# [WORK ORDER]
State how many lines below hold the word "from". Give that number and no other text.

# [DATA]
——

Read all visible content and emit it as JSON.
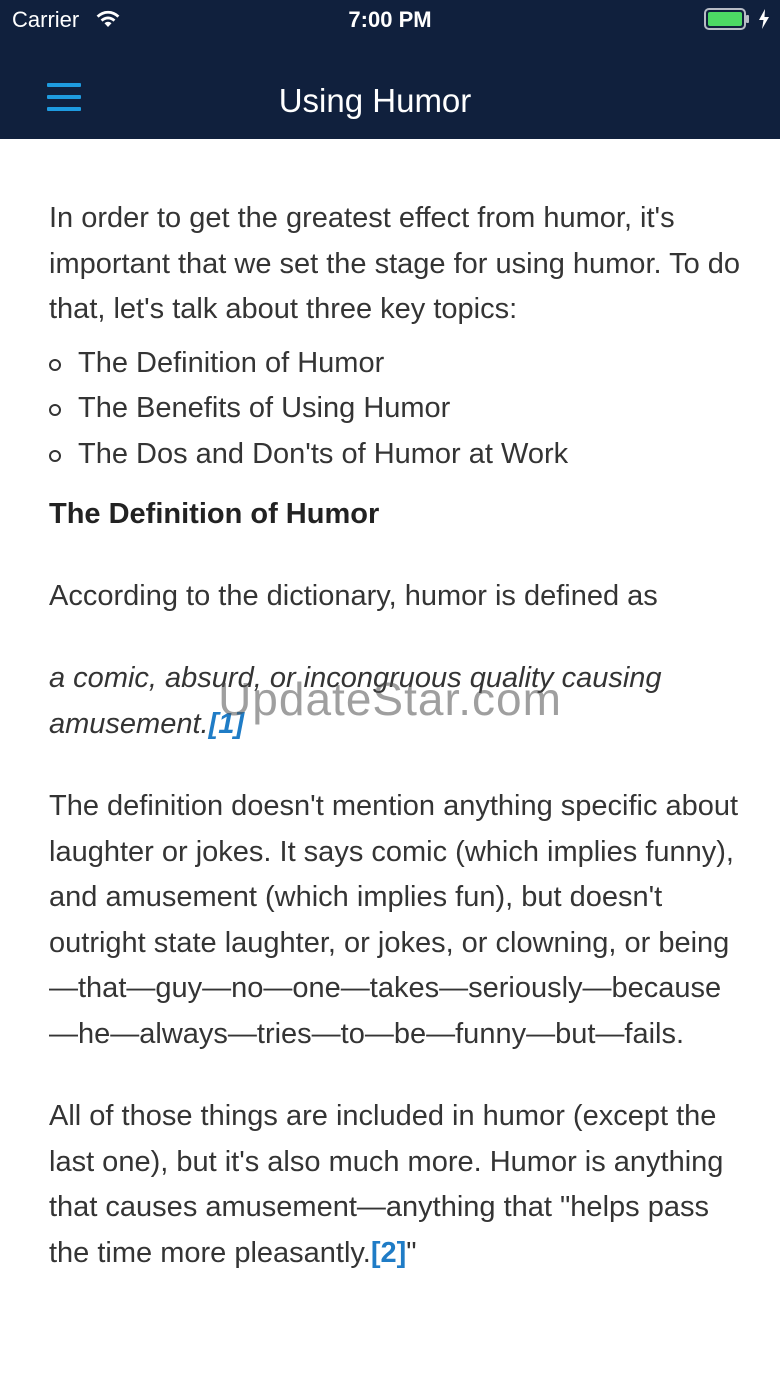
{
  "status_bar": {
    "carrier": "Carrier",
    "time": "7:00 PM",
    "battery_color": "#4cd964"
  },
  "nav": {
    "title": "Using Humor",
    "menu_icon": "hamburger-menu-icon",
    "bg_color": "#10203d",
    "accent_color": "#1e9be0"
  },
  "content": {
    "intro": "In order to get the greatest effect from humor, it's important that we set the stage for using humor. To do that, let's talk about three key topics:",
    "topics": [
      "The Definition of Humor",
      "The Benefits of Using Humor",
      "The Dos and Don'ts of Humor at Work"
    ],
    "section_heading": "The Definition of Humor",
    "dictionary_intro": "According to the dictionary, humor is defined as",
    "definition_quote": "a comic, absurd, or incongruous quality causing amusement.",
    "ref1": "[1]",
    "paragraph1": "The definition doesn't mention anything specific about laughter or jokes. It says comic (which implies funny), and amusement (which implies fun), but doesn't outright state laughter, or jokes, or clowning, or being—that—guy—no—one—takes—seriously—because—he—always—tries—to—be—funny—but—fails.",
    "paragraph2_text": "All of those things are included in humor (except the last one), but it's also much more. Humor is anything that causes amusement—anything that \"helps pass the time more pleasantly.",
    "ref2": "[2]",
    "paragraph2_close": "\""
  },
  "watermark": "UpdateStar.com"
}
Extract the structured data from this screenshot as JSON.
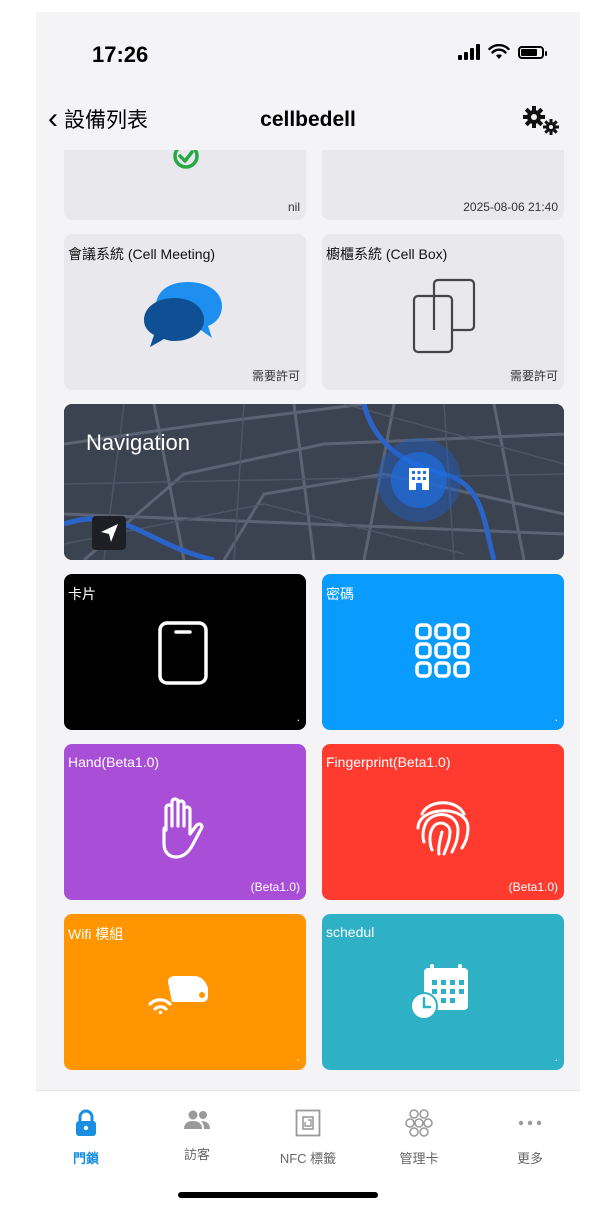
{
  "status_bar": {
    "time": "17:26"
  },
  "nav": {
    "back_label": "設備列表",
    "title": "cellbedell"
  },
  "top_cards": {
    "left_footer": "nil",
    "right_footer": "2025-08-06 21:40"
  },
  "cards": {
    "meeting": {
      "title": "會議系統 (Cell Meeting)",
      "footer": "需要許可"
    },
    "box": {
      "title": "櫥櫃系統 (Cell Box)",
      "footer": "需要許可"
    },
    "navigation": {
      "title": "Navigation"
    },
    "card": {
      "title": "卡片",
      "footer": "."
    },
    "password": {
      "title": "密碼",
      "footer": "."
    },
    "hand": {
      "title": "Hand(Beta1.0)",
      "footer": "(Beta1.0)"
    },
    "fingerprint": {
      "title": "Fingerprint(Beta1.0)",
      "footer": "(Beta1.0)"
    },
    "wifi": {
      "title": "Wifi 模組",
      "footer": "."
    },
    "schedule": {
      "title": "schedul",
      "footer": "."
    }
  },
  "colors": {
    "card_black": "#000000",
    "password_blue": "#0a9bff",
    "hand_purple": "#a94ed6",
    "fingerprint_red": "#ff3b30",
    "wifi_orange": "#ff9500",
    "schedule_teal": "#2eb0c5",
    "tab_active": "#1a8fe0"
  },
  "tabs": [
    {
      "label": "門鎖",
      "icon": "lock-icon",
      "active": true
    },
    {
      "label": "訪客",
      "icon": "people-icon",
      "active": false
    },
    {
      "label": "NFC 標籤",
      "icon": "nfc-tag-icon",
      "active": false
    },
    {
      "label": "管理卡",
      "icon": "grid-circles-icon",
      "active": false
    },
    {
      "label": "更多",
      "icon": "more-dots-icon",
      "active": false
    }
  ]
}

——

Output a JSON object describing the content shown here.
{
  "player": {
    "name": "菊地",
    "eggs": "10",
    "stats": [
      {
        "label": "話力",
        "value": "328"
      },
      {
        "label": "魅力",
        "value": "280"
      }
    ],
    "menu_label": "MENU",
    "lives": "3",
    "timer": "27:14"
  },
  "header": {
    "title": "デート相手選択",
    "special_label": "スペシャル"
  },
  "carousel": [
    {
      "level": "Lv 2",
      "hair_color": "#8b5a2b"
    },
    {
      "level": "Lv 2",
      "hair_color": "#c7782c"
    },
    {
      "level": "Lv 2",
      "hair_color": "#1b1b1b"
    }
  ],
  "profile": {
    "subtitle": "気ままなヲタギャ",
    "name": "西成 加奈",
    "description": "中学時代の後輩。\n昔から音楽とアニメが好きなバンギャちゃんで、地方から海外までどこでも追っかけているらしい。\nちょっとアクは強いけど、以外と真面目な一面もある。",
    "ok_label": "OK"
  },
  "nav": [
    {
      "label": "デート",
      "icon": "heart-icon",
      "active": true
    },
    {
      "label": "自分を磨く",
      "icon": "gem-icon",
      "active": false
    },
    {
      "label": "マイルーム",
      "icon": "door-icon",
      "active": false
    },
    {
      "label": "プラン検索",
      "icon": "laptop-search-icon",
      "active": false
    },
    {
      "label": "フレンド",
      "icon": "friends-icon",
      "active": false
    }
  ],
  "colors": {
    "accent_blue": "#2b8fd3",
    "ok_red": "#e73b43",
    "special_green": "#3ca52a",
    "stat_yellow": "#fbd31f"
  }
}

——

# [EXERCISE SOLUTION]
2